_What this task involves_. When a line in the listing below contains the word "android", return a copy of that line.

· · · · ·

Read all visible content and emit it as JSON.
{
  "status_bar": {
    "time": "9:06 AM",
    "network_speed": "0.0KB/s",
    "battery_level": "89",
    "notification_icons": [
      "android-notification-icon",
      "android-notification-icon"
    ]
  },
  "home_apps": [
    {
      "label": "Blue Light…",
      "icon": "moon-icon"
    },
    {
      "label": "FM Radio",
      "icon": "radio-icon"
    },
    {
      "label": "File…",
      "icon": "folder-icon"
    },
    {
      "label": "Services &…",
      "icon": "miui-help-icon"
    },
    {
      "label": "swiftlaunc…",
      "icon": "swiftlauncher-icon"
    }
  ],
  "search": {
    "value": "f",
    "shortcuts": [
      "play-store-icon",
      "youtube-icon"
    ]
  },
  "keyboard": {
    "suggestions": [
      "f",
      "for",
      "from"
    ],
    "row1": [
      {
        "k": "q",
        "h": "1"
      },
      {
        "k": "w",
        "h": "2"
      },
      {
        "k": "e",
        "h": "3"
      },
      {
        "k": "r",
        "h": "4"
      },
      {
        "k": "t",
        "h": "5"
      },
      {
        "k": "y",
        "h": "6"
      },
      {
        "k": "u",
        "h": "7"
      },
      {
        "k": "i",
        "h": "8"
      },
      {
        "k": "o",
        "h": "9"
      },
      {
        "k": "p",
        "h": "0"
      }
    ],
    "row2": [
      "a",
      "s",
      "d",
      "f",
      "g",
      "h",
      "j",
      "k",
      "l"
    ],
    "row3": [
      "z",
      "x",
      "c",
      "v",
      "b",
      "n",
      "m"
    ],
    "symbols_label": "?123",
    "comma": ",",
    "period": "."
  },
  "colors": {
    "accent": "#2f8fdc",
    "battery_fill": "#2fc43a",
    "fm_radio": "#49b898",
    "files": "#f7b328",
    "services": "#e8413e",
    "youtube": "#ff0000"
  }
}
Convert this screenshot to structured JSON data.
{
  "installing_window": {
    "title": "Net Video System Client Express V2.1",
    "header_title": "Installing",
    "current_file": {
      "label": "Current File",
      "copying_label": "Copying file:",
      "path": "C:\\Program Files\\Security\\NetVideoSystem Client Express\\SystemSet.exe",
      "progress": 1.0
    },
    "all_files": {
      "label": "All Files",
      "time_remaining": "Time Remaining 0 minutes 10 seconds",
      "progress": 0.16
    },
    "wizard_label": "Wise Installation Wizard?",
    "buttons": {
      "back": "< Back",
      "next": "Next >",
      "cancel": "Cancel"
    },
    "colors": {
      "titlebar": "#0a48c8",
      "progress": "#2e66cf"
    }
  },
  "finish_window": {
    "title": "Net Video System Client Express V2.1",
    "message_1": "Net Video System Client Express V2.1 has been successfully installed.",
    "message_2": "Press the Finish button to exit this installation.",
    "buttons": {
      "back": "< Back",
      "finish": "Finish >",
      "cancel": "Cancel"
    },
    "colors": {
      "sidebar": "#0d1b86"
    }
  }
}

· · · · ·

_Result_.
      "android-notification-icon",
      "android-notification-icon"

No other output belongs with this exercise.